While the term ‘smart cities’ has been thrown around frequently, not everybody knows what it entails, much less if it’s actually being implemented.
The word smart has acquired a nuanced meaning in the past years in the context of internet technology but is generally understood as something which is efficient and intelligent. With limited and minimum resources at hand, it’s crucial at this stage that we use these smartly. While the term ‘smart cities’ has been thrown around frequently, not everybody knows what it entails, much less if it’s actually being implemented.
A smart city is a city, or a municipality in a city, that uses internet and information technology to improve quality of life and welfare, optimize usage of resources, and promote sustainability. A simple high-functioning public transportation system could be a feature of a smart city; a more sophisticated feature could be sensors that detect high traffic areas channel and disperse traffic accordingly. In this time of the climate crisis, smart cities can be extremely effective tools to use our resources in more effective ways. And even if we don’t live in cities which have been dubbed ‘smart’, we can still demand smart solutions from our policymakers.
The NDA government, in 2015 under the leadership of Prime Minister Modi, launched the Smart Cities Mission, which aimed to set up 100 smart cities around the country. Yet the central aim of this mission has been to attract foreign investment rather than protect the environment, so critics of the mission emphasize that this will increase the inequalities in the population and push the poor further into the peripheries of the city. It needs to be backed by strong welfare measures, which doesn’t seem to be the case. Additionally, the fact of a large population outside the ambit of formal employment renders their entry to digitized procedures of banking, taxes, and other facilities absolutely null.
New York City and London top the lists for the smartest cities in the world. While NYC is using meter readings for better understanding of water consumption, London’s highly mobile public transportation push it right up the list. Singapore is already collecting important traffic information with surveillance cameras, implemented smart parking systems, and smart bins. San Francisco has over 100 public charging stations for electrical vehicles and special applications for visually impaired citizens to navigate public transport. Stockholm is named the greenest city in Europe, and on average its citizens recycle almost 100 kilograms of waste per year.
Very recently, I studied the Kalasatama neighbourhood in Helsinki, a smart neighbourhood coming up in the city, the vision of which is to save ‘one hour each day’ of its citizens. How do they do that? They take the opinions of residents to draft policies, and there has been unexpected participation. The neighbourhood is designed in a way that frees up people’s time, avoids queuing, and aims to repurpose in order to be climate positive. Example? There is an urban lab, a large space that can be used by the residents by booking a slot for a variety of things: meetings, networking events, even children’s birthday parties. The principle is that when there is less of everything, sharing is key, paving the way for a circular economy. The Varaamo app in Helsinki allows citizens to book and reserve ‘spaces’: you can enter the number of people, the municipality, the purpose, and the date and book game rooms, halls, meeting rooms, workspaces, and even kitchens, which are there in the public directory.

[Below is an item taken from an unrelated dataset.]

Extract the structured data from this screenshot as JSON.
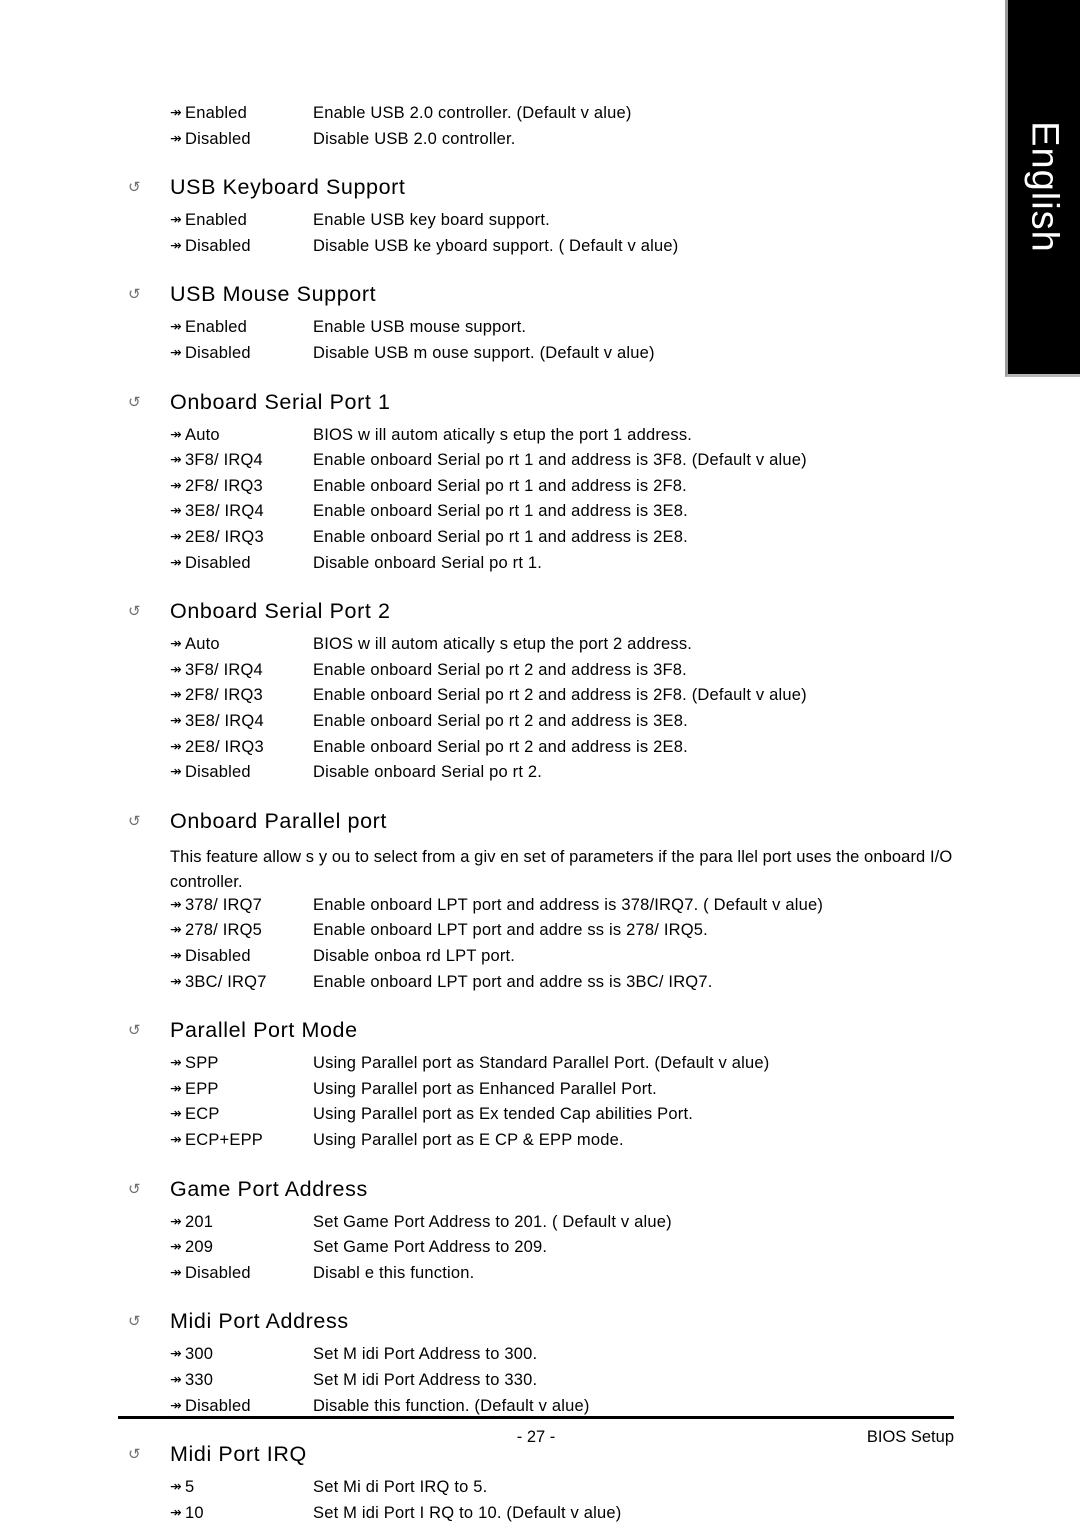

The purposes of ‘smart’ solutions can be many, from attracting investments to saving time and effort, but the topmost priority right now is that they should encourage sustainability and sharing. Therefore, demanding smart solutions, especially the ones that lead to sharing, is extremely important. Citizens are normally not a part of the decision-making that makes a city smart, but we can elect the people who promise to provide smart solutions.
A simple test: which parties promise to enhance public transport, instead of joining hands with automobile moguls? Which parties keep the environment as the key issue around which they plan their agenda? Which parties aim to redesign urban planning in the ways that prefer pedestrians, cyclists, and bus users at the centre, and car owners at the end? For example, stats suggest that 93 per cent of Delhi’s traffic is private vehicles, but buses that are only 2.5 per cent of the traffic transport 55-60 per cent commuters. Which political party then, in the next Delhi elections, can commit to more buses and better connectivity? Smart solutions are one of the ways that can help avert the climate crisis much faster, and to, of course, make ourselves smarter first.